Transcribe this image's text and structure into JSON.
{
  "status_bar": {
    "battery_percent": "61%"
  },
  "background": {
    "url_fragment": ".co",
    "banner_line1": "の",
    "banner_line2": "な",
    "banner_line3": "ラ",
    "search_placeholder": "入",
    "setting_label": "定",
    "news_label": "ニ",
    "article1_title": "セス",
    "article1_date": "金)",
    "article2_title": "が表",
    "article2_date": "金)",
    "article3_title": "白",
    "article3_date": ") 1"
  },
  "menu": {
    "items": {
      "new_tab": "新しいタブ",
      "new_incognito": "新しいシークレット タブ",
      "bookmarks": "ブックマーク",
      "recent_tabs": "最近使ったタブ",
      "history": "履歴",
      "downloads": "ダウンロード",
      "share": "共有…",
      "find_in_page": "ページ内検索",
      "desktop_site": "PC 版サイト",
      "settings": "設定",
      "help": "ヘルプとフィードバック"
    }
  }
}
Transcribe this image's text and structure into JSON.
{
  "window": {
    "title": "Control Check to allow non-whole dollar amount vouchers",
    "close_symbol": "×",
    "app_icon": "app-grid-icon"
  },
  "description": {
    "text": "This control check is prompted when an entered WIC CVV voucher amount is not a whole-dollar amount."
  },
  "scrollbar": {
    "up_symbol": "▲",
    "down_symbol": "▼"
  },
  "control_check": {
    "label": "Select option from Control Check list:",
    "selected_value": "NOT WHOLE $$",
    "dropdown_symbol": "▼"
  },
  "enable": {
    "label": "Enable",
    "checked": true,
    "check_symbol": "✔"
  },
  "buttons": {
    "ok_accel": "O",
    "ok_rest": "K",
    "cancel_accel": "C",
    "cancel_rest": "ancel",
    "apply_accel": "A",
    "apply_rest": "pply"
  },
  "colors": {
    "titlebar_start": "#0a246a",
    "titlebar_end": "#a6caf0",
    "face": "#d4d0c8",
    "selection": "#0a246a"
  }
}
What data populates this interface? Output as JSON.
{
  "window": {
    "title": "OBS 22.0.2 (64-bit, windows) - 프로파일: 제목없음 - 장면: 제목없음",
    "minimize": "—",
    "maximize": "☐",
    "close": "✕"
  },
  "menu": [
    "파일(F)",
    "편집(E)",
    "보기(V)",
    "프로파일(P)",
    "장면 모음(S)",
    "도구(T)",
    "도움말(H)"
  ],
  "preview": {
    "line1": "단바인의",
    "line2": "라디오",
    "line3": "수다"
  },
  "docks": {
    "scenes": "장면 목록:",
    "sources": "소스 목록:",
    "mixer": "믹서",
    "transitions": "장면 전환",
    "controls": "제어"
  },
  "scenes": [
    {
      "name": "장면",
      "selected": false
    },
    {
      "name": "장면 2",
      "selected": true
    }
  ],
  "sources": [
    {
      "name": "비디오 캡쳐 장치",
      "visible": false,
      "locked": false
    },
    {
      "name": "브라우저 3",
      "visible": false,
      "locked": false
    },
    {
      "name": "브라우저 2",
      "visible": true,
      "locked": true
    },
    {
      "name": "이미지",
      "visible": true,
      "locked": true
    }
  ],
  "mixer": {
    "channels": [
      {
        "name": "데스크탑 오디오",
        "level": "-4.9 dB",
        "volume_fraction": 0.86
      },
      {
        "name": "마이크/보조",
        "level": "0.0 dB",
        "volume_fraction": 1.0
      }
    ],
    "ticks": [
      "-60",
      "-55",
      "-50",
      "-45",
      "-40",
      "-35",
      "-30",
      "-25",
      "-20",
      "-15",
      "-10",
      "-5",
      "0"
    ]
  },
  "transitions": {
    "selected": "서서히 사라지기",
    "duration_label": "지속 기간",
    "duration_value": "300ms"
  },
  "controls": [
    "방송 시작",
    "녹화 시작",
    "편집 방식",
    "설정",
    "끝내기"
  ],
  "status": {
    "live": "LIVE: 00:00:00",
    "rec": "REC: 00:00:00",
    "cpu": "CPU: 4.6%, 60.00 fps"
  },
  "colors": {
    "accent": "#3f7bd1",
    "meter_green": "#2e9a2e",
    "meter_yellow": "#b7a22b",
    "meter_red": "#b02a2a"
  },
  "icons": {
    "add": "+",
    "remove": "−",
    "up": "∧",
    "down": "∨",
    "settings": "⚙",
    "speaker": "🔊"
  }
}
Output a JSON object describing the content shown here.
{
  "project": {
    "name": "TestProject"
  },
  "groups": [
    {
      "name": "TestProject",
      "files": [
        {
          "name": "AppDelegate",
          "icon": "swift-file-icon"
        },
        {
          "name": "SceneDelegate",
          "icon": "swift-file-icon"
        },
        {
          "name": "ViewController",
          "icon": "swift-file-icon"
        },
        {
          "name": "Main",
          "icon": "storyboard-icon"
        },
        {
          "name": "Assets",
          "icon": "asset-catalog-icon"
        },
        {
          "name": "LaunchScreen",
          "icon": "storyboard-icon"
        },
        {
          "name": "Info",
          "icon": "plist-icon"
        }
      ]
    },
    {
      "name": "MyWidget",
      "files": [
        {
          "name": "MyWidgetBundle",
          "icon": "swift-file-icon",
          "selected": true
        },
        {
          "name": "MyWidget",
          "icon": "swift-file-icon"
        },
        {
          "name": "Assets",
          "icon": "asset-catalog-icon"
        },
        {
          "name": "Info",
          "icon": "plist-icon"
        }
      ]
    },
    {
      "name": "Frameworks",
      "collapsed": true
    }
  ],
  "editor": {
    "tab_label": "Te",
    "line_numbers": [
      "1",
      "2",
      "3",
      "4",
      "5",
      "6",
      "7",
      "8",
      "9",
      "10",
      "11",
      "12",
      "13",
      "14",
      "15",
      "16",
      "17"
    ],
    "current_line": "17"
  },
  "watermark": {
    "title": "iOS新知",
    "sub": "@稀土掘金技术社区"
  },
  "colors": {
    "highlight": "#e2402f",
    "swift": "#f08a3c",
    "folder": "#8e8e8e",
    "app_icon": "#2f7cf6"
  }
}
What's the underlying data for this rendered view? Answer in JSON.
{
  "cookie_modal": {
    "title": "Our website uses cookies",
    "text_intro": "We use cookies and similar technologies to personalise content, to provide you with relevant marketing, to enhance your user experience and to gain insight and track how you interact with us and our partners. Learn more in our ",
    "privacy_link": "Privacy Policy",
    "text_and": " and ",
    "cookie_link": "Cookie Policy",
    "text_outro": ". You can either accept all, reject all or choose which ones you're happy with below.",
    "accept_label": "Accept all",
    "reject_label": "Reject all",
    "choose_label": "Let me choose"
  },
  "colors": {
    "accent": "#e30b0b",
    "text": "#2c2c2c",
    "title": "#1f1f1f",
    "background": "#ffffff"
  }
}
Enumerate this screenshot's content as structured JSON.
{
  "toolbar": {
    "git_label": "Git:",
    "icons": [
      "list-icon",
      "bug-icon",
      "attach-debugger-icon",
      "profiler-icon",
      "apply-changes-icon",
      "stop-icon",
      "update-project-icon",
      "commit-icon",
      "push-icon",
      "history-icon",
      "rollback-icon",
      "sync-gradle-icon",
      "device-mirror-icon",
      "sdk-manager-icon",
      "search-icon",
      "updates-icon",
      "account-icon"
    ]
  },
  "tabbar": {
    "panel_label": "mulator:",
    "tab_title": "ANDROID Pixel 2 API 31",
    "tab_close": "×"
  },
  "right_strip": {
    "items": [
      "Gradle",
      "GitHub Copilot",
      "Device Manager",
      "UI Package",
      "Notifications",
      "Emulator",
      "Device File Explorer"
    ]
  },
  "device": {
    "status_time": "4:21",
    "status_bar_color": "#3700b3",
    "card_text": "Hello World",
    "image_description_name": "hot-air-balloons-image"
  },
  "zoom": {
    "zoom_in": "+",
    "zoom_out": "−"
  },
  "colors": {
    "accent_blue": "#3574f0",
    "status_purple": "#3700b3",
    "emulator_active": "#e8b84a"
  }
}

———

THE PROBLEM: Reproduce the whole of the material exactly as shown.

SOLUTION BELOW:
Transcribe this image's text and structure into JSON.
{
  "status_bar": {
    "battery_percent": "61%"
  },
  "background": {
    "url_fragment": ".co",
    "banner_line1": "の",
    "banner_line2": "な",
    "banner_line3": "ラ",
    "search_placeholder": "入",
    "setting_label": "定",
    "news_label": "ニ",
    "article1_title": "セス",
    "article1_date": "金)",
    "article2_title": "が表",
    "article2_date": "金)",
    "article3_title": "白",
    "article3_date": ") 1"
  },
  "menu": {
    "items": {
      "new_tab": "新しいタブ",
      "new_incognito": "新しいシークレット タブ",
      "bookmarks": "ブックマーク",
      "recent_tabs": "最近使ったタブ",
      "history": "履歴",
      "downloads": "ダウンロード",
      "share": "共有…",
      "find_in_page": "ページ内検索",
      "desktop_site": "PC 版サイト",
      "settings": "設定",
      "help": "ヘルプとフィードバック"
    }
  }
}
Transcribe this image's text and structure into JSON.
{
  "window": {
    "title": "Control Check to allow non-whole dollar amount vouchers",
    "close_symbol": "×",
    "app_icon": "app-grid-icon"
  },
  "description": {
    "text": "This control check is prompted when an entered WIC CVV voucher amount is not a whole-dollar amount."
  },
  "scrollbar": {
    "up_symbol": "▲",
    "down_symbol": "▼"
  },
  "control_check": {
    "label": "Select option from Control Check list:",
    "selected_value": "NOT WHOLE $$",
    "dropdown_symbol": "▼"
  },
  "enable": {
    "label": "Enable",
    "checked": true,
    "check_symbol": "✔"
  },
  "buttons": {
    "ok_accel": "O",
    "ok_rest": "K",
    "cancel_accel": "C",
    "cancel_rest": "ancel",
    "apply_accel": "A",
    "apply_rest": "pply"
  },
  "colors": {
    "titlebar_start": "#0a246a",
    "titlebar_end": "#a6caf0",
    "face": "#d4d0c8",
    "selection": "#0a246a"
  }
}
What data populates this interface? Output as JSON.
{
  "window": {
    "title": "OBS 22.0.2 (64-bit, windows) - 프로파일: 제목없음 - 장면: 제목없음",
    "minimize": "—",
    "maximize": "☐",
    "close": "✕"
  },
  "menu": [
    "파일(F)",
    "편집(E)",
    "보기(V)",
    "프로파일(P)",
    "장면 모음(S)",
    "도구(T)",
    "도움말(H)"
  ],
  "preview": {
    "line1": "단바인의",
    "line2": "라디오",
    "line3": "수다"
  },
  "docks": {
    "scenes": "장면 목록:",
    "sources": "소스 목록:",
    "mixer": "믹서",
    "transitions": "장면 전환",
    "controls": "제어"
  },
  "scenes": [
    {
      "name": "장면",
      "selected": false
    },
    {
      "name": "장면 2",
      "selected": true
    }
  ],
  "sources": [
    {
      "name": "비디오 캡쳐 장치",
      "visible": false,
      "locked": false
    },
    {
      "name": "브라우저 3",
      "visible": false,
      "locked": false
    },
    {
      "name": "브라우저 2",
      "visible": true,
      "locked": true
    },
    {
      "name": "이미지",
      "visible": true,
      "locked": true
    }
  ],
  "mixer": {
    "channels": [
      {
        "name": "데스크탑 오디오",
        "level": "-4.9 dB",
        "volume_fraction": 0.86
      },
      {
        "name": "마이크/보조",
        "level": "0.0 dB",
        "volume_fraction": 1.0
      }
    ],
    "ticks": [
      "-60",
      "-55",
      "-50",
      "-45",
      "-40",
      "-35",
      "-30",
      "-25",
      "-20",
      "-15",
      "-10",
      "-5",
      "0"
    ]
  },
  "transitions": {
    "selected": "서서히 사라지기",
    "duration_label": "지속 기간",
    "duration_value": "300ms"
  },
  "controls": [
    "방송 시작",
    "녹화 시작",
    "편집 방식",
    "설정",
    "끝내기"
  ],
  "status": {
    "live": "LIVE: 00:00:00",
    "rec": "REC: 00:00:00",
    "cpu": "CPU: 4.6%, 60.00 fps"
  },
  "colors": {
    "accent": "#3f7bd1",
    "meter_green": "#2e9a2e",
    "meter_yellow": "#b7a22b",
    "meter_red": "#b02a2a"
  },
  "icons": {
    "add": "+",
    "remove": "−",
    "up": "∧",
    "down": "∨",
    "settings": "⚙",
    "speaker": "🔊"
  }
}
Output a JSON object describing the content shown here.
{
  "project": {
    "name": "TestProject"
  },
  "groups": [
    {
      "name": "TestProject",
      "files": [
        {
          "name": "AppDelegate",
          "icon": "swift-file-icon"
        },
        {
          "name": "SceneDelegate",
          "icon": "swift-file-icon"
        },
        {
          "name": "ViewController",
          "icon": "swift-file-icon"
        },
        {
          "name": "Main",
          "icon": "storyboard-icon"
        },
        {
          "name": "Assets",
          "icon": "asset-catalog-icon"
        },
        {
          "name": "LaunchScreen",
          "icon": "storyboard-icon"
        },
        {
          "name": "Info",
          "icon": "plist-icon"
        }
      ]
    },
    {
      "name": "MyWidget",
      "files": [
        {
          "name": "MyWidgetBundle",
          "icon": "swift-file-icon",
          "selected": true
        },
        {
          "name": "MyWidget",
          "icon": "swift-file-icon"
        },
        {
          "name": "Assets",
          "icon": "asset-catalog-icon"
        },
        {
          "name": "Info",
          "icon": "plist-icon"
        }
      ]
    },
    {
      "name": "Frameworks",
      "collapsed": true
    }
  ],
  "editor": {
    "tab_label": "Te",
    "line_numbers": [
      "1",
      "2",
      "3",
      "4",
      "5",
      "6",
      "7",
      "8",
      "9",
      "10",
      "11",
      "12",
      "13",
      "14",
      "15",
      "16",
      "17"
    ],
    "current_line": "17"
  },
  "watermark": {
    "title": "iOS新知",
    "sub": "@稀土掘金技术社区"
  },
  "colors": {
    "highlight": "#e2402f",
    "swift": "#f08a3c",
    "folder": "#8e8e8e",
    "app_icon": "#2f7cf6"
  }
}
What's the underlying data for this rendered view? Answer in JSON.
{
  "cookie_modal": {
    "title": "Our website uses cookies",
    "text_intro": "We use cookies and similar technologies to personalise content, to provide you with relevant marketing, to enhance your user experience and to gain insight and track how you interact with us and our partners. Learn more in our ",
    "privacy_link": "Privacy Policy",
    "text_and": " and ",
    "cookie_link": "Cookie Policy",
    "text_outro": ". You can either accept all, reject all or choose which ones you're happy with below.",
    "accept_label": "Accept all",
    "reject_label": "Reject all",
    "choose_label": "Let me choose"
  },
  "colors": {
    "accent": "#e30b0b",
    "text": "#2c2c2c",
    "title": "#1f1f1f",
    "background": "#ffffff"
  }
}
Enumerate this screenshot's content as structured JSON.
{
  "toolbar": {
    "git_label": "Git:",
    "icons": [
      "list-icon",
      "bug-icon",
      "attach-debugger-icon",
      "profiler-icon",
      "apply-changes-icon",
      "stop-icon",
      "update-project-icon",
      "commit-icon",
      "push-icon",
      "history-icon",
      "rollback-icon",
      "sync-gradle-icon",
      "device-mirror-icon",
      "sdk-manager-icon",
      "search-icon",
      "updates-icon",
      "account-icon"
    ]
  },
  "tabbar": {
    "panel_label": "mulator:",
    "tab_title": "ANDROID Pixel 2 API 31",
    "tab_close": "×"
  },
  "right_strip": {
    "items": [
      "Gradle",
      "GitHub Copilot",
      "Device Manager",
      "UI Package",
      "Notifications",
      "Emulator",
      "Device File Explorer"
    ]
  },
  "device": {
    "status_time": "4:21",
    "status_bar_color": "#3700b3",
    "card_text": "Hello World",
    "image_description_name": "hot-air-balloons-image"
  },
  "zoom": {
    "zoom_in": "+",
    "zoom_out": "−"
  },
  "colors": {
    "accent_blue": "#3574f0",
    "status_purple": "#3700b3",
    "emulator_active": "#e8b84a"
  }
}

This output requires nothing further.